When ClarkeHopkinsClarke Architects was invited by Lendlease and the University of Melbourne to join their purpose-built innovation precinct on the site of the former Royal Women’s Hospital in Carlton, the designers jumped at the chance.
As a carbon neutral, Climate Active-certified BCorp specialising in community building and future impact, the vision was irresistible. The vertical mixed-use precinct brings together world-class researchers, industry, SMEs, start-ups, higher degree students, government, artists and Science Gallery Melbourne to collaborate on solutions to our most urgent social and environmental challenges.
Exemplar ESD was a magnet too: a Property Council A-Grade Building designed by Woods Bagot, Hayball and Arup with world-leading ESD credentials including a 6-star Green Star rating, 4.5-star NABERS water rating and 5-star NABERS energy rating as well as geothermal and solar energy and on-site rainwater harvesting.
The 75,800sqm precinct comprises five connecting buildings arranged around Womin-djerring (Come Together), a shared garden oculus. ClarkeHopkinsClarke`s 1849-square-metre studio occupies the entire top floor of the landmark building on the corner of Grattan and Swanston Streets.

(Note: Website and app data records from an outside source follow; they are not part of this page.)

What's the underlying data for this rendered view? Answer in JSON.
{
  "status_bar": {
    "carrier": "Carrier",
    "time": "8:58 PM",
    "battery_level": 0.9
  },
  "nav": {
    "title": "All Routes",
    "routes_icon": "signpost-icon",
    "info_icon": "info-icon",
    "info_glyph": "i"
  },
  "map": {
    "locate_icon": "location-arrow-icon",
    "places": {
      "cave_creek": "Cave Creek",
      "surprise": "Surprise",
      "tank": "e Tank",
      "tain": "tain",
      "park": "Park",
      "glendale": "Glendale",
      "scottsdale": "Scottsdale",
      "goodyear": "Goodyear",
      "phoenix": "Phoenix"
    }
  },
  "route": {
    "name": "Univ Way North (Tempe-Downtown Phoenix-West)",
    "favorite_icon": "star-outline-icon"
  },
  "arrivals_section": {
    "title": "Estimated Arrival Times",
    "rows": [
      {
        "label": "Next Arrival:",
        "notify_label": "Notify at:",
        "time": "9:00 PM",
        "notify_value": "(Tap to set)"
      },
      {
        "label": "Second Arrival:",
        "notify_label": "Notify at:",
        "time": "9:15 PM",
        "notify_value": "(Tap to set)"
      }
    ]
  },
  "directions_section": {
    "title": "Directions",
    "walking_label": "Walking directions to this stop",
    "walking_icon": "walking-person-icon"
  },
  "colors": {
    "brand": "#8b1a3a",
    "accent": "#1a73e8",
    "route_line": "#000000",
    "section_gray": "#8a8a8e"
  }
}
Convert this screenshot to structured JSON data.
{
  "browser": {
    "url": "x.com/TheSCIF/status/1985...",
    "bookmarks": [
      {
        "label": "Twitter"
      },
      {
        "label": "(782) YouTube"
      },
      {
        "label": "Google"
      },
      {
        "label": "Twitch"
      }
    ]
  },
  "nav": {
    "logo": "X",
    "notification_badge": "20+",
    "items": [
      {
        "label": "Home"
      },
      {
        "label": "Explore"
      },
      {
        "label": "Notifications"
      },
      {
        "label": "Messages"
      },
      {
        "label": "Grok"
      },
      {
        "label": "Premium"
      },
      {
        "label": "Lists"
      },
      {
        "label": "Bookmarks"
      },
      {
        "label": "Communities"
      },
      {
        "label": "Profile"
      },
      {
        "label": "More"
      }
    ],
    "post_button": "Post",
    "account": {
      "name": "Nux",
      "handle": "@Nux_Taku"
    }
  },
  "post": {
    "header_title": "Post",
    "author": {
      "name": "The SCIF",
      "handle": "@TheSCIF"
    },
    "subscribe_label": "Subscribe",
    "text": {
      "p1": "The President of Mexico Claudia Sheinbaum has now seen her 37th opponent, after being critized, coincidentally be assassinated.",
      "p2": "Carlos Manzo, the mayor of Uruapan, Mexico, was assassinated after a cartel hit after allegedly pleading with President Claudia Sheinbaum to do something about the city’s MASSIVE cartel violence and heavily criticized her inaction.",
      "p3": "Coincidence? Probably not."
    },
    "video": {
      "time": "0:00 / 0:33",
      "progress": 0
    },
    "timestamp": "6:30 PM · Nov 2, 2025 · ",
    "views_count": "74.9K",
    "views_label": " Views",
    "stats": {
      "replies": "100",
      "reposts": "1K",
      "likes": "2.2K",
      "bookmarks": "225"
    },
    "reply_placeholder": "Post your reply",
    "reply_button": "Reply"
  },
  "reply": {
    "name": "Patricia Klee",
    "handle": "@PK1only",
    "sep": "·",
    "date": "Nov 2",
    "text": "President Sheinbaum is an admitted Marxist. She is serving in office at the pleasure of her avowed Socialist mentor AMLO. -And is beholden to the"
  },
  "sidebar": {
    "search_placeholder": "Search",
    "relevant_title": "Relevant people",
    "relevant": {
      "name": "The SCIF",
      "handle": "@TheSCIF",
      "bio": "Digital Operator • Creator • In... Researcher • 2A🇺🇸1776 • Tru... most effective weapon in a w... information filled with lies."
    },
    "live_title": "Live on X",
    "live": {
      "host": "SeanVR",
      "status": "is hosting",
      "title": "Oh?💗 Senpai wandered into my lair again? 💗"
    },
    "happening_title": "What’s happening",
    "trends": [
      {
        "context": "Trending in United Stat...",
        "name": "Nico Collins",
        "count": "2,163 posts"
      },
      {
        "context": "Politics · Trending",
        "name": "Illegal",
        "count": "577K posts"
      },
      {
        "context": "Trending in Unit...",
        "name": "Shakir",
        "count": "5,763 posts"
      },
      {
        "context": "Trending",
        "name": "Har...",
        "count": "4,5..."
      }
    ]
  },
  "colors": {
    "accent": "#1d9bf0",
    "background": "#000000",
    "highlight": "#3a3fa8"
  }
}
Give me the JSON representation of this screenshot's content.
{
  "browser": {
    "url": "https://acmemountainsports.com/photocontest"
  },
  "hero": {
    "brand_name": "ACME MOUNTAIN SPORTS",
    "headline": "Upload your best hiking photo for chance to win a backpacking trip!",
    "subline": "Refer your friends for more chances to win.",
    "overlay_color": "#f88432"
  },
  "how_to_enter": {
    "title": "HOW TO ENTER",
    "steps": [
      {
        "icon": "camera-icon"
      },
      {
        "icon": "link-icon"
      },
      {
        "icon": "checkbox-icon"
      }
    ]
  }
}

Relocating allowed the interdisciplinary design practice to reunite its team of 180 (spanning 9 diverse sectors with distinct working styles), which had outgrown the Collingwood studio it designed and a rear office annexed to accommodate its growth.
Dean Landy, Urban Design Partner, said, “Designing our studio at Melbourne Connect allowed us to apply some of the urban design thinking we use to create inclusive, healthy, walkable communities with our clients and stakeholders.“ The fit-out retains central lift and stairwell cores, introduces a public-facing ‘town square’ reception zone to the south and internal ‘town hall’ kitchenette zone to the north, and links these via streetscapes and laneways of flexible spaces for collaboration and focused work. At the edge of the floorplate, an expansive, versatile kitchen is the social heart of the design. Like sector workspaces linked by five collaborative zones, it shares energising light and stunning city views with everyone.
Spatial planning exemplifies ClarkeHopkinsClarke’s practice values and distinctive urban design methodology, Creating Vibrant Communities. The public-facing town square reception zone invites collaborators into the creative processes via eight diverse, mainly transparent front-of-house spaces for meetings, focused work, boardroom discussions, workshops, exhibitions, Zoom and VR. ”As we outgrew our Collingwood studio we`d had to sacrifice a number of collaboration spaces,“ Dean said. ”Here we`ve embedded them throughout and used extensive glazing to make the creative process transparent.” The kitchen’s communal tables, booths and breakouts connect people for socialising, presentations, dining, events and table tennis tournaments (a beloved tradition).
The precinct requires tenants to meet stringent compliance targets for operations, design, materials and fittings. Interiors Associate Michelle Cavicchiolo said the designers drew on their experience specifying high-ESD products on projects and meeting its Climate Active, carbon neutral and BCorp certifications. Exemplar suppliers and innovative materials include Paperock composite benchtops and splashbacks made from paper, and laminate panelling from closed loop manufacturing specialists Polytec.
“We used a neutral materials palette that compliments the base build, accented with warm timbers and terracotta tones,” Michelle said. “And we worked with regular collaborators to create custom features that express who we are and what we value. For example, we worked with Jonik to custom design storage and shelving units with integrated planters, which we`ve filled with lush plants as a nod to the internal courtyard and garden we loved about our Collingwood studio. We also commissioned porcelain artist Colin Hopkins, the son of one of our founding Partners, to create a beautiful feature light for our front-of-house collaboration zone. He responded with a delicate, expressive pendant inspired by loosely hand- rolled drawings, which works beautifully here.”
Photographer: Peter Marko